Task to complete: Every entry needs to be duplicated exactly.

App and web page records
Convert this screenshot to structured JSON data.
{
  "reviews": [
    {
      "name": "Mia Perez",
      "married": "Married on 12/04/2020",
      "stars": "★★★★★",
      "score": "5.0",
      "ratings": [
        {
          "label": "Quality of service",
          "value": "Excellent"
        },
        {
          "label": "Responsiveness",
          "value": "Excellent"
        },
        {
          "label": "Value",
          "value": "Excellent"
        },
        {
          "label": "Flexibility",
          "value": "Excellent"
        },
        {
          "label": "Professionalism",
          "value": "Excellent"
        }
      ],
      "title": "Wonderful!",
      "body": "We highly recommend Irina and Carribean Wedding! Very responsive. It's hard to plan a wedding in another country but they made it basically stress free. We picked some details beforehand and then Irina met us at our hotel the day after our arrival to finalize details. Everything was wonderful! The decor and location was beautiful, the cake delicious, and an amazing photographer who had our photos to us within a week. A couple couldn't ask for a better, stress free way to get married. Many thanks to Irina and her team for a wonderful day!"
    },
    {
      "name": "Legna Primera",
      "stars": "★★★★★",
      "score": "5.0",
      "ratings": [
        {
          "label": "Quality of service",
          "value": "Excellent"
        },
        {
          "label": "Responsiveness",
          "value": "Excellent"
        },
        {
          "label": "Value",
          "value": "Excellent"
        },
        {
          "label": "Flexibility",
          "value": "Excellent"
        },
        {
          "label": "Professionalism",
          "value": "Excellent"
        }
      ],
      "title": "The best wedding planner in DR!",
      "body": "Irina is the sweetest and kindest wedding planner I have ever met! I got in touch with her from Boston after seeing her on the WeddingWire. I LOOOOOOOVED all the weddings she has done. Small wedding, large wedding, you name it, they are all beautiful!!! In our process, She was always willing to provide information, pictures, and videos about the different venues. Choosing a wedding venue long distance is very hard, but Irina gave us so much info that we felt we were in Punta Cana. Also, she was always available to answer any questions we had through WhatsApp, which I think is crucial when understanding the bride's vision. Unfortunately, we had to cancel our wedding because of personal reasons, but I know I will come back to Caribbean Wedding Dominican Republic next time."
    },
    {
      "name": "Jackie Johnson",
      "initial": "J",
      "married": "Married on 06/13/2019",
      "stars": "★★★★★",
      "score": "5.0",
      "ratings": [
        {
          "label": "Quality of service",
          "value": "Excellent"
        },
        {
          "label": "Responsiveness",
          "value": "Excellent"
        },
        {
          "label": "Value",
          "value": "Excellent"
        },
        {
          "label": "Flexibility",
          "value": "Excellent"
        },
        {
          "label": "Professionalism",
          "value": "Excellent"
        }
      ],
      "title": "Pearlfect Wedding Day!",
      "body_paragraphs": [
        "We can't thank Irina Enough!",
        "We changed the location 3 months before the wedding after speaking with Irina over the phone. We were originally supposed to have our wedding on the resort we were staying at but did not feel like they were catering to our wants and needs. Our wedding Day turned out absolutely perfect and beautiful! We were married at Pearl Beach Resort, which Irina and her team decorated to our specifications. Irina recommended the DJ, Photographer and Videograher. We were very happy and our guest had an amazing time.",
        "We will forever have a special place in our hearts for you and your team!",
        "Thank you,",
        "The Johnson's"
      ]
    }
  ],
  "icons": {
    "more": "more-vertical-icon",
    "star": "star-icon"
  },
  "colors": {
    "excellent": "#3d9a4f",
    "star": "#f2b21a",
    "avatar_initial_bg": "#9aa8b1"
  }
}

Response box:
Convert this screenshot to structured JSON data.
{
  "reviews": [
    {
      "name": "Mia Perez",
      "married": "Married on 12/04/2020",
      "stars": "★★★★★",
      "score": "5.0",
      "ratings": [
        {
          "label": "Quality of service",
          "value": "Excellent"
        },
        {
          "label": "Responsiveness",
          "value": "Excellent"
        },
        {
          "label": "Value",
          "value": "Excellent"
        },
        {
          "label": "Flexibility",
          "value": "Excellent"
        },
        {
          "label": "Professionalism",
          "value": "Excellent"
        }
      ],
      "title": "Wonderful!",
      "body": "We highly recommend Irina and Carribean Wedding! Very responsive. It's hard to plan a wedding in another country but they made it basically stress free. We picked some details beforehand and then Irina met us at our hotel the day after our arrival to finalize details. Everything was wonderful! The decor and location was beautiful, the cake delicious, and an amazing photographer who had our photos to us within a week. A couple couldn't ask for a better, stress free way to get married. Many thanks to Irina and her team for a wonderful day!"
    },
    {
      "name": "Legna Primera",
      "stars": "★★★★★",
      "score": "5.0",
      "ratings": [
        {
          "label": "Quality of service",
          "value": "Excellent"
        },
        {
          "label": "Responsiveness",
          "value": "Excellent"
        },
        {
          "label": "Value",
          "value": "Excellent"
        },
        {
          "label": "Flexibility",
          "value": "Excellent"
        },
        {
          "label": "Professionalism",
          "value": "Excellent"
        }
      ],
      "title": "The best wedding planner in DR!",
      "body": "Irina is the sweetest and kindest wedding planner I have ever met! I got in touch with her from Boston after seeing her on the WeddingWire. I LOOOOOOOVED all the weddings she has done. Small wedding, large wedding, you name it, they are all beautiful!!! In our process, She was always willing to provide information, pictures, and videos about the different venues. Choosing a wedding venue long distance is very hard, but Irina gave us so much info that we felt we were in Punta Cana. Also, she was always available to answer any questions we had through WhatsApp, which I think is crucial when understanding the bride's vision. Unfortunately, we had to cancel our wedding because of personal reasons, but I know I will come back to Caribbean Wedding Dominican Republic next time."
    },
    {
      "name": "Jackie Johnson",
      "initial": "J",
      "married": "Married on 06/13/2019",
      "stars": "★★★★★",
      "score": "5.0",
      "ratings": [
        {
          "label": "Quality of service",
          "value": "Excellent"
        },
        {
          "label": "Responsiveness",
          "value": "Excellent"
        },
        {
          "label": "Value",
          "value": "Excellent"
        },
        {
          "label": "Flexibility",
          "value": "Excellent"
        },
        {
          "label": "Professionalism",
          "value": "Excellent"
        }
      ],
      "title": "Pearlfect Wedding Day!",
      "body_paragraphs": [
        "We can't thank Irina Enough!",
        "We changed the location 3 months before the wedding after speaking with Irina over the phone. We were originally supposed to have our wedding on the resort we were staying at but did not feel like they were catering to our wants and needs. Our wedding Day turned out absolutely perfect and beautiful! We were married at Pearl Beach Resort, which Irina and her team decorated to our specifications. Irina recommended the DJ, Photographer and Videograher. We were very happy and our guest had an amazing time.",
        "We will forever have a special place in our hearts for you and your team!",
        "Thank you,",
        "The Johnson's"
      ]
    }
  ],
  "icons": {
    "more": "more-vertical-icon",
    "star": "star-icon"
  },
  "colors": {
    "excellent": "#3d9a4f",
    "star": "#f2b21a",
    "avatar_initial_bg": "#9aa8b1"
  }
}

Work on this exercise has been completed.